/---

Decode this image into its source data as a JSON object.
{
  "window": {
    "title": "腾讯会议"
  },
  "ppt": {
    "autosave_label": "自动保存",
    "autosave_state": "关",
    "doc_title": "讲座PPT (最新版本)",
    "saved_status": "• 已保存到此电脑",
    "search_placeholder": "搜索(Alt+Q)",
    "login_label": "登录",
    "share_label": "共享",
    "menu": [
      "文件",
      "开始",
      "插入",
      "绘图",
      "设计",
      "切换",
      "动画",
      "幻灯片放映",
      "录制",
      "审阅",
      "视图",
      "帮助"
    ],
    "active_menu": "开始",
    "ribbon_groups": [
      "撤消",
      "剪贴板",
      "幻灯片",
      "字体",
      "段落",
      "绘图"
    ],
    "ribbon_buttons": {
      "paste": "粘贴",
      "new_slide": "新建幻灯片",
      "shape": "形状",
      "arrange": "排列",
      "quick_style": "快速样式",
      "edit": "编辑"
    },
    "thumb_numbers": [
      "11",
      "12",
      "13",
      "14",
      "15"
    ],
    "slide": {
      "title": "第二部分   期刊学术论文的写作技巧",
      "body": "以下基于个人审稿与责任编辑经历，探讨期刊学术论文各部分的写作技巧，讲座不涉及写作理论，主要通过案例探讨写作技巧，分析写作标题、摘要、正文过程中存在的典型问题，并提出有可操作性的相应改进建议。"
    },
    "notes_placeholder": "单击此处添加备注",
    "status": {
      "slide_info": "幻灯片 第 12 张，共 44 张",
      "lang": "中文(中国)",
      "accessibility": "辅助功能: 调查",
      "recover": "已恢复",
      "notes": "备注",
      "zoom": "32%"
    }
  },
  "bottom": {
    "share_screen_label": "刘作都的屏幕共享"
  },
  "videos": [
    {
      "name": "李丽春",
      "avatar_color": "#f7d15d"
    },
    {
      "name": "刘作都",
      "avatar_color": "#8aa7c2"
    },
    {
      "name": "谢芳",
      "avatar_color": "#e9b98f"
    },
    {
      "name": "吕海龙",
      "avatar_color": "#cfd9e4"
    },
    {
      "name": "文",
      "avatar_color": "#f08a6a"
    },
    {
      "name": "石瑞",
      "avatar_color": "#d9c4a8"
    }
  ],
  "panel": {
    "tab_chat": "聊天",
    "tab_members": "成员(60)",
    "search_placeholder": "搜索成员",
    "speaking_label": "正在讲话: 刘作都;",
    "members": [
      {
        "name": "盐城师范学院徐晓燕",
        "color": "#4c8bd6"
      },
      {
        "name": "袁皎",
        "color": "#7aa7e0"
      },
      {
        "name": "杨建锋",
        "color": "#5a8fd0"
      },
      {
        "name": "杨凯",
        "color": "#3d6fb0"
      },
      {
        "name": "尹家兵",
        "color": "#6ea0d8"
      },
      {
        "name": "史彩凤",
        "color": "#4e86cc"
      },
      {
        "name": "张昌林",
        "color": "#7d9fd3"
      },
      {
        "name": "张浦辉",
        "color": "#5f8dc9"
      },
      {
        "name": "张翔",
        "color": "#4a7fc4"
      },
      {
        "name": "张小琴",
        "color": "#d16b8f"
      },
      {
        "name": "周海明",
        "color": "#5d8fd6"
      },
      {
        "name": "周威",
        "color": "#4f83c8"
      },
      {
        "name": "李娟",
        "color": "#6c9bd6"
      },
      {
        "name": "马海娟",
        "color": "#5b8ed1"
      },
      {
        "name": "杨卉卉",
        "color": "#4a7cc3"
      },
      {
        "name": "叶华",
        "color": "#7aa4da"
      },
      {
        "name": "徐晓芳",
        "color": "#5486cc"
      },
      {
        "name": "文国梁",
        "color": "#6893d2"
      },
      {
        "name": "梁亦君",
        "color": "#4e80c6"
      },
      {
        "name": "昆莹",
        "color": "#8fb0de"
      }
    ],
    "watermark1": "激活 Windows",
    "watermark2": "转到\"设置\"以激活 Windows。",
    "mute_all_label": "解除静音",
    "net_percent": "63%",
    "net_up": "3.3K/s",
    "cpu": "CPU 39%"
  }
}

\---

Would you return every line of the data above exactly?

Decode this image into its source data as a JSON object.
{
  "window": {
    "title": "腾讯会议"
  },
  "ppt": {
    "autosave_label": "自动保存",
    "autosave_state": "关",
    "doc_title": "讲座PPT (最新版本)",
    "saved_status": "• 已保存到此电脑",
    "search_placeholder": "搜索(Alt+Q)",
    "login_label": "登录",
    "share_label": "共享",
    "menu": [
      "文件",
      "开始",
      "插入",
      "绘图",
      "设计",
      "切换",
      "动画",
      "幻灯片放映",
      "录制",
      "审阅",
      "视图",
      "帮助"
    ],
    "active_menu": "开始",
    "ribbon_groups": [
      "撤消",
      "剪贴板",
      "幻灯片",
      "字体",
      "段落",
      "绘图"
    ],
    "ribbon_buttons": {
      "paste": "粘贴",
      "new_slide": "新建幻灯片",
      "shape": "形状",
      "arrange": "排列",
      "quick_style": "快速样式",
      "edit": "编辑"
    },
    "thumb_numbers": [
      "11",
      "12",
      "13",
      "14",
      "15"
    ],
    "slide": {
      "title": "第二部分   期刊学术论文的写作技巧",
      "body": "以下基于个人审稿与责任编辑经历，探讨期刊学术论文各部分的写作技巧，讲座不涉及写作理论，主要通过案例探讨写作技巧，分析写作标题、摘要、正文过程中存在的典型问题，并提出有可操作性的相应改进建议。"
    },
    "notes_placeholder": "单击此处添加备注",
    "status": {
      "slide_info": "幻灯片 第 12 张，共 44 张",
      "lang": "中文(中国)",
      "accessibility": "辅助功能: 调查",
      "recover": "已恢复",
      "notes": "备注",
      "zoom": "32%"
    }
  },
  "bottom": {
    "share_screen_label": "刘作都的屏幕共享"
  },
  "videos": [
    {
      "name": "李丽春",
      "avatar_color": "#f7d15d"
    },
    {
      "name": "刘作都",
      "avatar_color": "#8aa7c2"
    },
    {
      "name": "谢芳",
      "avatar_color": "#e9b98f"
    },
    {
      "name": "吕海龙",
      "avatar_color": "#cfd9e4"
    },
    {
      "name": "文",
      "avatar_color": "#f08a6a"
    },
    {
      "name": "石瑞",
      "avatar_color": "#d9c4a8"
    }
  ],
  "panel": {
    "tab_chat": "聊天",
    "tab_members": "成员(60)",
    "search_placeholder": "搜索成员",
    "speaking_label": "正在讲话: 刘作都;",
    "members": [
      {
        "name": "盐城师范学院徐晓燕",
        "color": "#4c8bd6"
      },
      {
        "name": "袁皎",
        "color": "#7aa7e0"
      },
      {
        "name": "杨建锋",
        "color": "#5a8fd0"
      },
      {
        "name": "杨凯",
        "color": "#3d6fb0"
      },
      {
        "name": "尹家兵",
        "color": "#6ea0d8"
      },
      {
        "name": "史彩凤",
        "color": "#4e86cc"
      },
      {
        "name": "张昌林",
        "color": "#7d9fd3"
      },
      {
        "name": "张浦辉",
        "color": "#5f8dc9"
      },
      {
        "name": "张翔",
        "color": "#4a7fc4"
      },
      {
        "name": "张小琴",
        "color": "#d16b8f"
      },
      {
        "name": "周海明",
        "color": "#5d8fd6"
      },
      {
        "name": "周威",
        "color": "#4f83c8"
      },
      {
        "name": "李娟",
        "color": "#6c9bd6"
      },
      {
        "name": "马海娟",
        "color": "#5b8ed1"
      },
      {
        "name": "杨卉卉",
        "color": "#4a7cc3"
      },
      {
        "name": "叶华",
        "color": "#7aa4da"
      },
      {
        "name": "徐晓芳",
        "color": "#5486cc"
      },
      {
        "name": "文国梁",
        "color": "#6893d2"
      },
      {
        "name": "梁亦君",
        "color": "#4e80c6"
      },
      {
        "name": "昆莹",
        "color": "#8fb0de"
      }
    ],
    "watermark1": "激活 Windows",
    "watermark2": "转到\"设置\"以激活 Windows。",
    "mute_all_label": "解除静音",
    "net_percent": "63%",
    "net_up": "3.3K/s",
    "cpu": "CPU 39%"
  }
}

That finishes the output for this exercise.